 It also curious, that Europe in leading the way with the regulation of transaction logs within the Information Society with the establishment of data privacy regime that limited the collection, processing, retention and access to this information, had then implemented the legislative architecture for mass surveillance, despite significant public opposition and little evidence based justification.
 Martin Gill and Angela Spriggs, ‘Assessing the impact of CCTV’ Home Office Research Study 292 (2005) <http://citeseerx.ist.psu.edu/viewdoc/download?doi=10.1.1.102.7998&rep=rep1&type=pdf> at 21 July 2010.
 Patrick Breyer, ‘Telecommunications Data Retention and Human Rights: The Compatibility of Blanket Data Retention with ECHR’ European Law Journal 11(3) 3 May 2005, 365-375.
 Except for exceptions created within, for instance, the Telecommunications (Interception Act) 1979 for the domestic Australian Secret Intelligence Organisation (ASIO).
 For instance in the Council of Europe Cybercrime Convention the inclusion of ‘copyright infringement’ is quite curious — whilst many nations may be a signatory and already have complied with Article 61 of the Agreement on Trade Related Aspects of Intellectual Property Rights (TRIPS), nations that may accede to this agreement may not have. Copyright is far from stable, and should not be included within such agreements.

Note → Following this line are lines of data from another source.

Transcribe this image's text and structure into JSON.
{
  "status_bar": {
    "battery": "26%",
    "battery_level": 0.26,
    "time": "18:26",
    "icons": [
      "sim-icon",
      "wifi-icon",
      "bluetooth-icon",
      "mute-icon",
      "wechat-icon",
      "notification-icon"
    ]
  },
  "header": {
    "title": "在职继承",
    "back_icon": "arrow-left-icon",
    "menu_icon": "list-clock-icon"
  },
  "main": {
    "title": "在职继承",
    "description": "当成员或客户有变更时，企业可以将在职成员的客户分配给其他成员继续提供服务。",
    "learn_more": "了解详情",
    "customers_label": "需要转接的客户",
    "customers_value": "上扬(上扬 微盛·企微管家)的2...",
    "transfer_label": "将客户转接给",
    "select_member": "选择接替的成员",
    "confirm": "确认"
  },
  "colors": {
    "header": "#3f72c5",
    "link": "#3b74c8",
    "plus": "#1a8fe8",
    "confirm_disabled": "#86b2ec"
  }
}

It comes as little surprise that groups like the Recording Industry Association of America (RIAA) welcomed the agreement.
 Council of Europe Convention on Cybercrime, opened for signature 23 November 2001 CETS 185.
 In compliance with the Resolution adopted by the General Assembly on the report of the Third Committee (A/55/593) 55/63 Combating the criminal misuse of information technologies that “[t]he fight against the criminal misuse of information technologies requires the development of solutions taking into account both the protection of individual freedoms and privacy and the preservation of the capacity of Governments to fight such criminal misuse”.
 American Civil Liberties Union ‘The Seven Reasons Why The Senate Should Reject The International Cybercrime Treaty’ 18 December 2003 <http://www.aclu.org/technology-and-liberty/seven-reasons-us-should-reject-international-cybercrime-treaty> at 21 July 2010.
 Written Declaration 29, Rule 123 of the Rules of Procedure on setting up a European early warning system (EWS) for paedophiles and sex offenders; Christian Engström, ‘Written declaration 29, for data retention of Internet searches’ 31 May 2010 <http://christianengstrom.wordpress.com/2010/05/31/written-declaration-29-for-data-retention-of-internet-searches/> at 21 July 2010.